**Requirement**
A bare number is the only acceptable answer: how many lines of these entries include "Expensive"?

----

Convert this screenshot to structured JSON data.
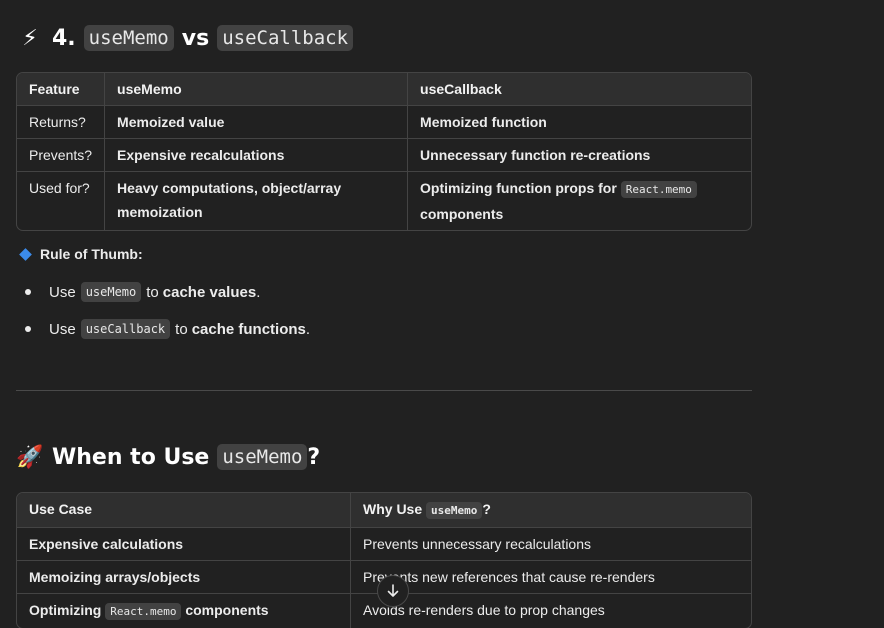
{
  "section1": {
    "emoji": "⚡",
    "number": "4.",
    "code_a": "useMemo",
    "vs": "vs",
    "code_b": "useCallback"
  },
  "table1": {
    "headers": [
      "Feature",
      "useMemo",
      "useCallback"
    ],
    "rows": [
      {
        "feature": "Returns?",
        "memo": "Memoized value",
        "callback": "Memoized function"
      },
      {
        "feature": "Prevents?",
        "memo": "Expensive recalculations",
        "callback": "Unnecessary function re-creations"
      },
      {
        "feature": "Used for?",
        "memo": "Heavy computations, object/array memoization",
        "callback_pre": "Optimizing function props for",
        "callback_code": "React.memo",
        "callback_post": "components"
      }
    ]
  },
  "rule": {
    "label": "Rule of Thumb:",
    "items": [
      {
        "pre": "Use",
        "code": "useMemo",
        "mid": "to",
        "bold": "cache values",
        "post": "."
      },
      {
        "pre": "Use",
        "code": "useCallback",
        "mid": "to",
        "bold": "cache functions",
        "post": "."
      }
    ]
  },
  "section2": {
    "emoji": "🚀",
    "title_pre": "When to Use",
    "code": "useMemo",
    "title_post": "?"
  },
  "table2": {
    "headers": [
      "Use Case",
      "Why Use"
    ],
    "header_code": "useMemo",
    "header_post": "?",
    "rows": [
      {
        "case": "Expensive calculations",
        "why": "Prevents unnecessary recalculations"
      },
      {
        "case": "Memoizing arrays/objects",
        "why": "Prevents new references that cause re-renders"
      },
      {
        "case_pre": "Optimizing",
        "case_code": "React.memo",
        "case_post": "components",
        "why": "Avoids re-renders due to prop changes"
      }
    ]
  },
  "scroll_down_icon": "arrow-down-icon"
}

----

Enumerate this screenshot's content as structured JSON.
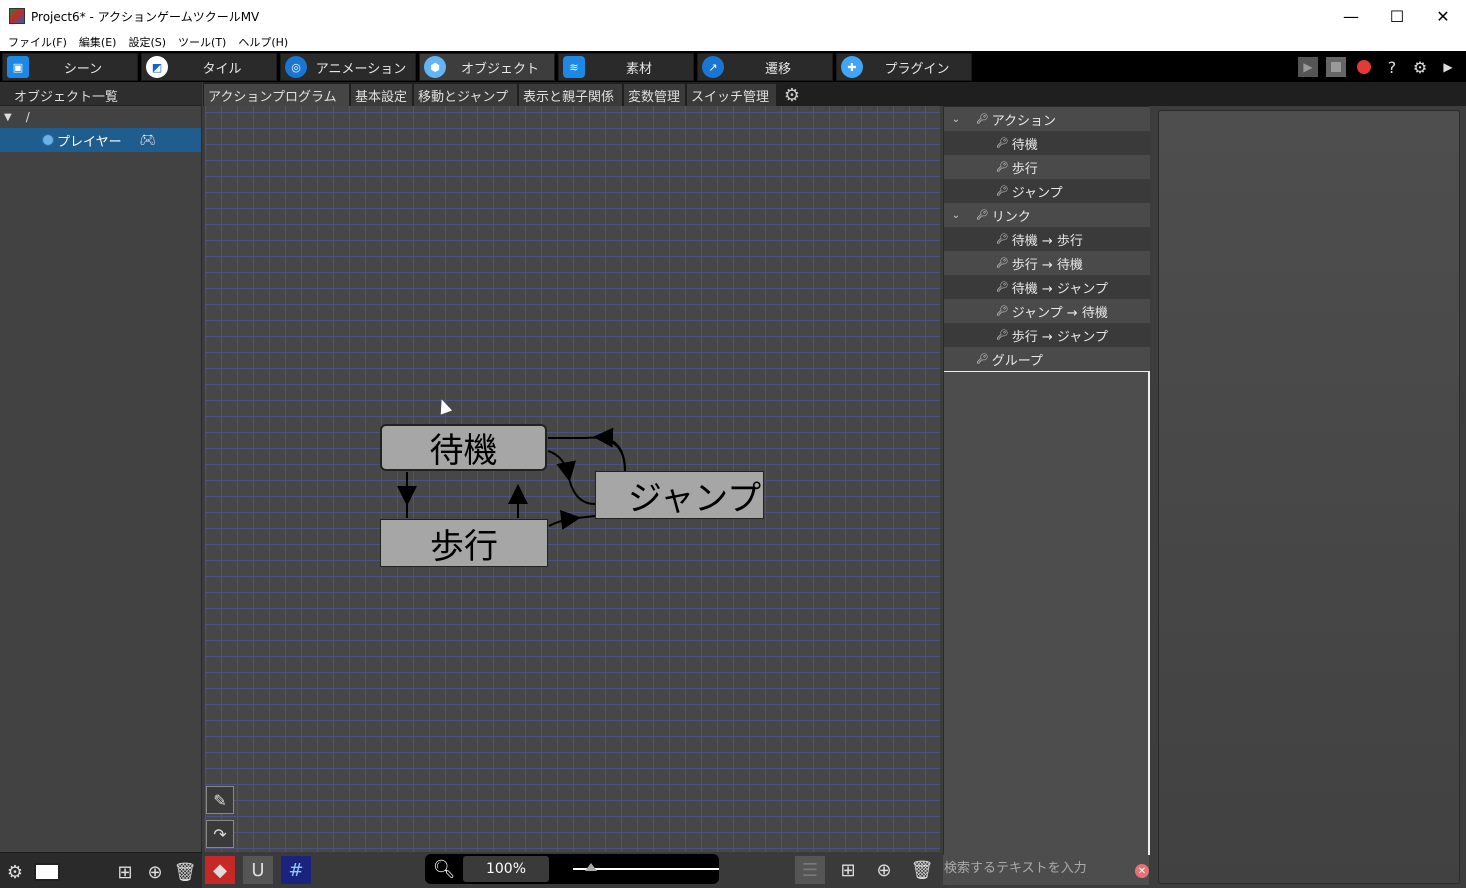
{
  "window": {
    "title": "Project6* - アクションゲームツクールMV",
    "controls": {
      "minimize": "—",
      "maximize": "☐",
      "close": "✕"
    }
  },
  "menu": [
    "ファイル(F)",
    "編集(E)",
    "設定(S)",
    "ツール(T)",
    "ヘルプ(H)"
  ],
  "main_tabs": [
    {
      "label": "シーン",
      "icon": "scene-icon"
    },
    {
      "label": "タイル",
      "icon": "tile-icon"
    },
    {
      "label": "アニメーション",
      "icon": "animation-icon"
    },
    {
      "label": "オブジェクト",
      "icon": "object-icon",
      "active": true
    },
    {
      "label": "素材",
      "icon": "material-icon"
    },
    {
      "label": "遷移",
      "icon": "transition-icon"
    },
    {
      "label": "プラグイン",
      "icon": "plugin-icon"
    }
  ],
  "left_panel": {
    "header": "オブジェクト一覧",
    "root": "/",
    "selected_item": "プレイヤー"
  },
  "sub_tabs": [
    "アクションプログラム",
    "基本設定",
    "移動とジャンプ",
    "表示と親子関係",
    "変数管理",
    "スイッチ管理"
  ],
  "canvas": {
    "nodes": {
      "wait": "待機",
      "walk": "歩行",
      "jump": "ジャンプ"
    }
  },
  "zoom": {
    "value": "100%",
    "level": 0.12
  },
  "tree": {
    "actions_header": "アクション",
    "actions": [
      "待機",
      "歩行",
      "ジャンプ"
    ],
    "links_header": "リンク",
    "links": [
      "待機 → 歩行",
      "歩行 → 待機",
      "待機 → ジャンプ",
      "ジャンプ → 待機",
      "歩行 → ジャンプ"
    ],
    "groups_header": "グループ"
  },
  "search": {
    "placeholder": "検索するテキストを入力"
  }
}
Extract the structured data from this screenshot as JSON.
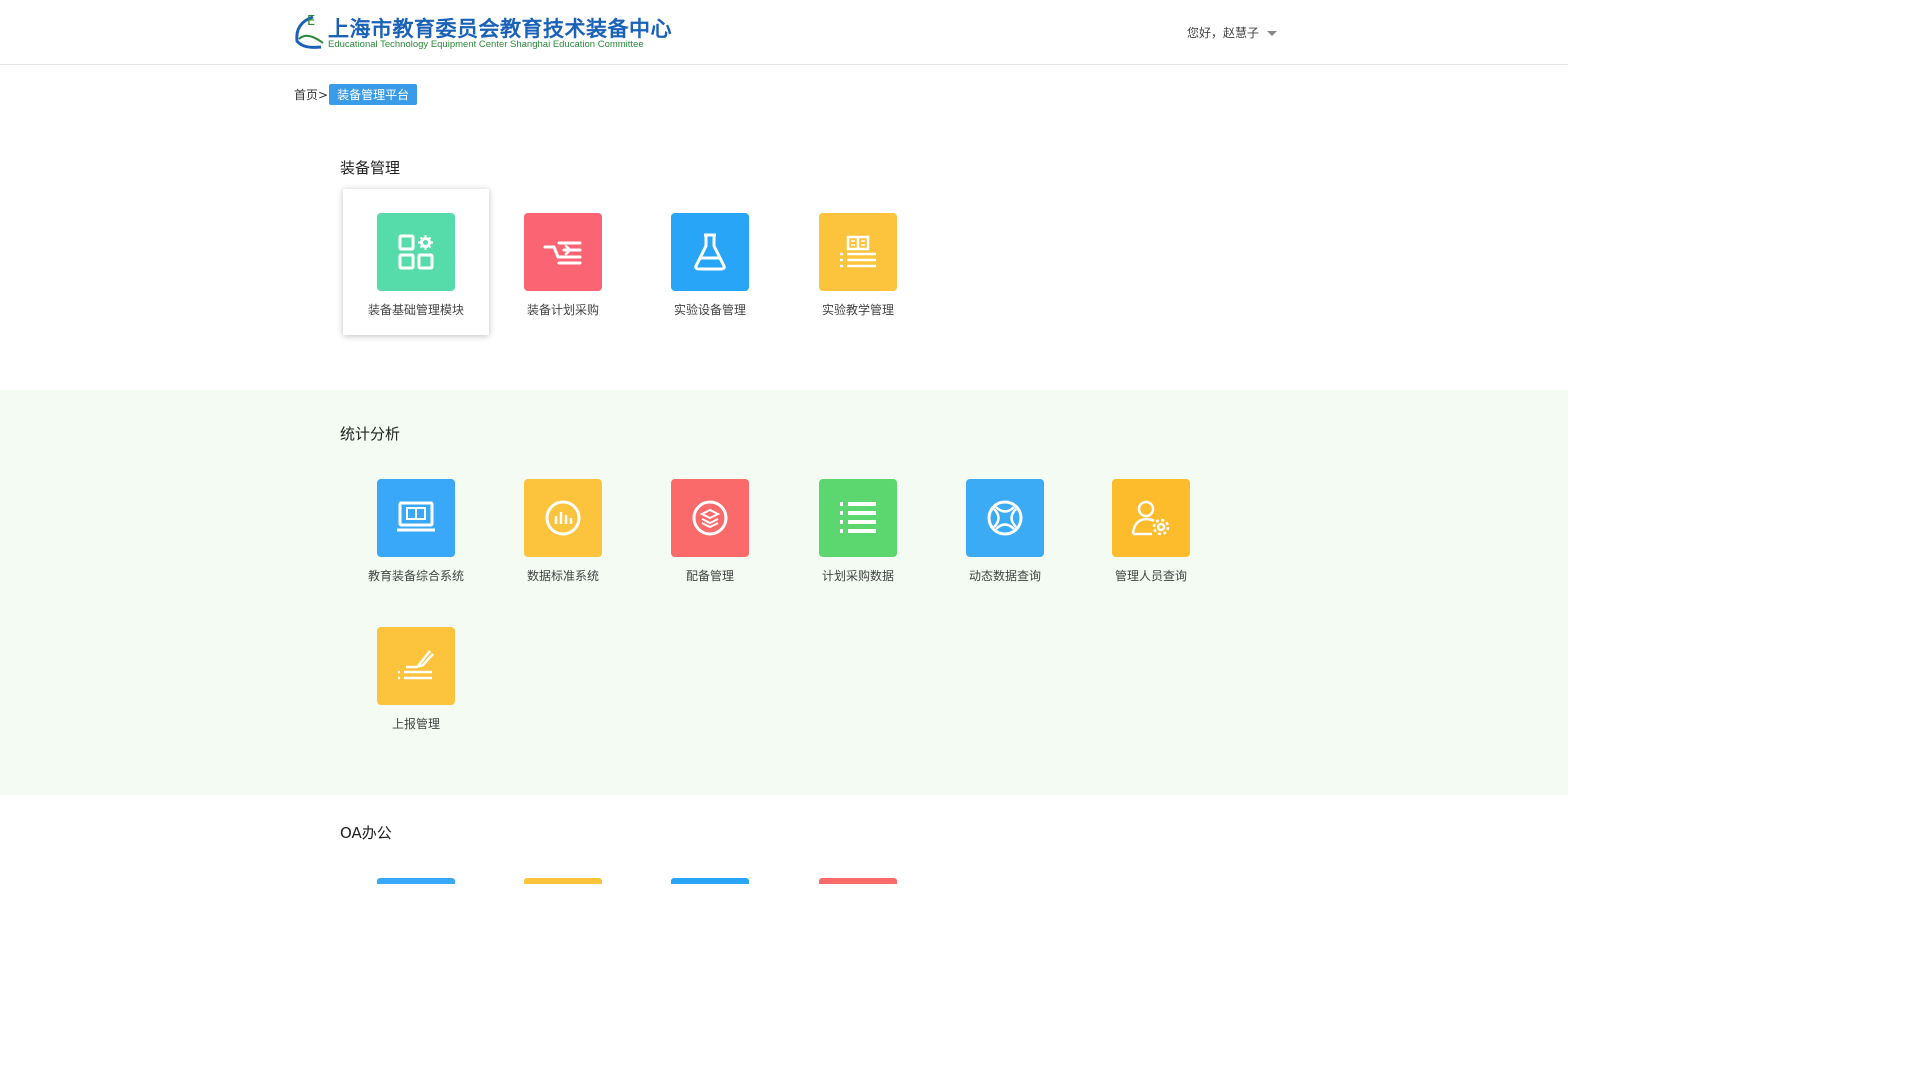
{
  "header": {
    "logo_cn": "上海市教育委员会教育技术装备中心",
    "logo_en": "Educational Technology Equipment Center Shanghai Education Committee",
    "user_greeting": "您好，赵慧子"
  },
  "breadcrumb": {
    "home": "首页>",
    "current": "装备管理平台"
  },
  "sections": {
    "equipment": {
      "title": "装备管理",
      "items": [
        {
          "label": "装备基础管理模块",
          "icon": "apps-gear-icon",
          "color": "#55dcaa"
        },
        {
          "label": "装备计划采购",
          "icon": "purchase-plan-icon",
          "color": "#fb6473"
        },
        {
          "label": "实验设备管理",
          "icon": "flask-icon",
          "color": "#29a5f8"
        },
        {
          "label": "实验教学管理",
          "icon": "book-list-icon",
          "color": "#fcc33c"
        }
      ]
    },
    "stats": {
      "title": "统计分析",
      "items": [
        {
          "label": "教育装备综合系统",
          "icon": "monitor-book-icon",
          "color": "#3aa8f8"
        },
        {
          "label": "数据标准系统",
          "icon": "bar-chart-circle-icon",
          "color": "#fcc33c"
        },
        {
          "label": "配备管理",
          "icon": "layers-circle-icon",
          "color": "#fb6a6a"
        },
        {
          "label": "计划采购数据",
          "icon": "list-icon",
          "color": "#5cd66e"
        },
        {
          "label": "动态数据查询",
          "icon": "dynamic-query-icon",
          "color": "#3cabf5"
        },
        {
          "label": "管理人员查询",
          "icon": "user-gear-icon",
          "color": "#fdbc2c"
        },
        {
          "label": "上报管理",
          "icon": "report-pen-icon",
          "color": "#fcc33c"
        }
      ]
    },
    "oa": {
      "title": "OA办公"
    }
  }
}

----

**Finished exercise**
2